said helped him start to rebuild his life again.
One month after his accident, Davis stepped
into a studio in Los Angeles and recorded All Of
You. The change in his style is instantly
apparent. The voice is more burnished, and
there's the beginnings of a willingness to open
himself up honestly to the listeners, where
before there had only been slickness.
He made his comeback at Ciro's on
11 January 1955 to a packed celebrity crowd
that cheered him on.
Two weeks later, he recorded The Birth Of
The Blues and it's possible to see yet another
level of depth in Sammy's vocals. There's more
abandon now and a touch of pain - qualities
that he was to exploit brilliantly for decades
until he finally, unfortunately, began to lean on
them excessively in his final years.
Each session Sammy stepped into that
emotionally charged year revealed another side
of himself. His March recording of That Old
Black Magic showed a new sensuality and a
sense of rhythmic variation that crackles with
A Man With A Dream which came on

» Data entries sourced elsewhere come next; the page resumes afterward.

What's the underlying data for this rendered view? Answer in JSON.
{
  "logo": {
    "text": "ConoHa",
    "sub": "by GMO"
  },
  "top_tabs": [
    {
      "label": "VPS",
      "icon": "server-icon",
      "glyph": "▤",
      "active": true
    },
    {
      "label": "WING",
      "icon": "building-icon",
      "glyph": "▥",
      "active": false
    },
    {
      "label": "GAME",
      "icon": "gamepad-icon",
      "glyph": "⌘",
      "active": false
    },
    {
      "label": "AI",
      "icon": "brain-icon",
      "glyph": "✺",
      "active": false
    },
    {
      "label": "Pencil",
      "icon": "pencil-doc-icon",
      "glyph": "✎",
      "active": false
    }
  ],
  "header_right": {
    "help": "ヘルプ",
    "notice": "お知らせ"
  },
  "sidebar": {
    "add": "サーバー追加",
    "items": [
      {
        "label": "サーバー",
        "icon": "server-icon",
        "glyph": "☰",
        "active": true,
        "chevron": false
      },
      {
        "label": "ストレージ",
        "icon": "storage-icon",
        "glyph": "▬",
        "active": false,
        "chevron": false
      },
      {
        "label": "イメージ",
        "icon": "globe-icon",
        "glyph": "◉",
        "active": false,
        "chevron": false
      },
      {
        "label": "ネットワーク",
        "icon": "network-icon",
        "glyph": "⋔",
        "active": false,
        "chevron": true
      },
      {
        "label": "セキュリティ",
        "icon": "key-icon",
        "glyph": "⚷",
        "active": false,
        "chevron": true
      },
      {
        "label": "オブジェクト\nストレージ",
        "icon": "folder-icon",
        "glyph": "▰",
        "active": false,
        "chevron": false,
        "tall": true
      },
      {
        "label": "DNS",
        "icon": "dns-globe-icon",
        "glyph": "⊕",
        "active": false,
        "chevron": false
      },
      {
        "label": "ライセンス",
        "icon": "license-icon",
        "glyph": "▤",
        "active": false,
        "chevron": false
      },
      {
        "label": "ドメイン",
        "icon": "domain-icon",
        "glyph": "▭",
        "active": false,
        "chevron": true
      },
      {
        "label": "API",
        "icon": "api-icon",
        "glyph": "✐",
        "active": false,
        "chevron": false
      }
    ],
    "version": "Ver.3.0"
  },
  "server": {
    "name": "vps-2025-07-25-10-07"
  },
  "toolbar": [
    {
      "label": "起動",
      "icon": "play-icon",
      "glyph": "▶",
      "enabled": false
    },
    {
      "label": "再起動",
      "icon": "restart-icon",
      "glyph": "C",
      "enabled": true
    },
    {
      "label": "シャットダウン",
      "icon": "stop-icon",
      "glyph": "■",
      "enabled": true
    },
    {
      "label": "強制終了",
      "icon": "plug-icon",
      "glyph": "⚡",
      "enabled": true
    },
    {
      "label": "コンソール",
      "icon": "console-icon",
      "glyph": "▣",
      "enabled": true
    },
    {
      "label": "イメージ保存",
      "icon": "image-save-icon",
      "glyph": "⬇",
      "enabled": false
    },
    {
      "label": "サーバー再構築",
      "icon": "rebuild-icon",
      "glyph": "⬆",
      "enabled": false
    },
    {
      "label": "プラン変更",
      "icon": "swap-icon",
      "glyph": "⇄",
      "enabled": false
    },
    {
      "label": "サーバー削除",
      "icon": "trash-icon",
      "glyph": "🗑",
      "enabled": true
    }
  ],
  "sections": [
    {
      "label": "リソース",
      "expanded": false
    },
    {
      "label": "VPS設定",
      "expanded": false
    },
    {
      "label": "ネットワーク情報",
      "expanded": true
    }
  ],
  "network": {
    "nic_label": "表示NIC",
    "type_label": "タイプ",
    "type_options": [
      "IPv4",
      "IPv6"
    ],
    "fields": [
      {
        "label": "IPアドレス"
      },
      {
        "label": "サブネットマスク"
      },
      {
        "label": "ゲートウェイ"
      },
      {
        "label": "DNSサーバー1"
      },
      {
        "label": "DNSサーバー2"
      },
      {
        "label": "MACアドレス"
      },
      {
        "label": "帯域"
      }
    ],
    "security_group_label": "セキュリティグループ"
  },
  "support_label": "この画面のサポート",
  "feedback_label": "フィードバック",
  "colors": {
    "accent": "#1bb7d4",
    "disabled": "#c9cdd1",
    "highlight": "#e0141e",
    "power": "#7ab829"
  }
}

2 May, marks the first of the great anthemic
Davis songs, the ones where he goes to the wall
with a number, belting out the final notes with
that unique bravado he possessed. You can see
the first draft of later hits like "What Kind Of
Fool Am I?" in this Victor Young tune from
The very same day, he also paired up with
Carmen McRae for a saucy, conversational
rendition of A Fine Romance that presages his
later breezy on-stage repartee with The Rat Pack
in Las Vegas.
On 18 August, he recorded a pair of songs
from Guys and Dolls (I'll Know and Adelaide)
which find him venturing into a more
sophisticated Broadway style, anticipating his
Gotham debut the following year in the musical,
But his final session of the year on
10 November yielded a song which has to be
listened to several times to discover the levels of
meaning inside it.
Called The Man With The Golden Arm, it
was written by the team of Sammy Cahn and
Jimmy Van Heusen, originally intended to be
played over the opening credits of the Frank
Sinatra film of the same name about a heroin
addict, but director Otto Preminger wisely
opted for Elmer Bernstein's moody jazz
The song is definitely too mainstream to
have accompanied such an uncompromising
film, but it works well as a milestone of
discovery for our Sammy.
It's possible to listen to it as a tribute to his
pal, Sinatra, who was there for him during the
worst of his post-accident depression.
But when he barrels into the song's
pounding bridge, it's hard not to think that
Davis had also found a generous measure of
autobiography in the lyric:
' But there's a chance that he
Can shake the misery.
That's if he's strong enough
And fights it long enough ...'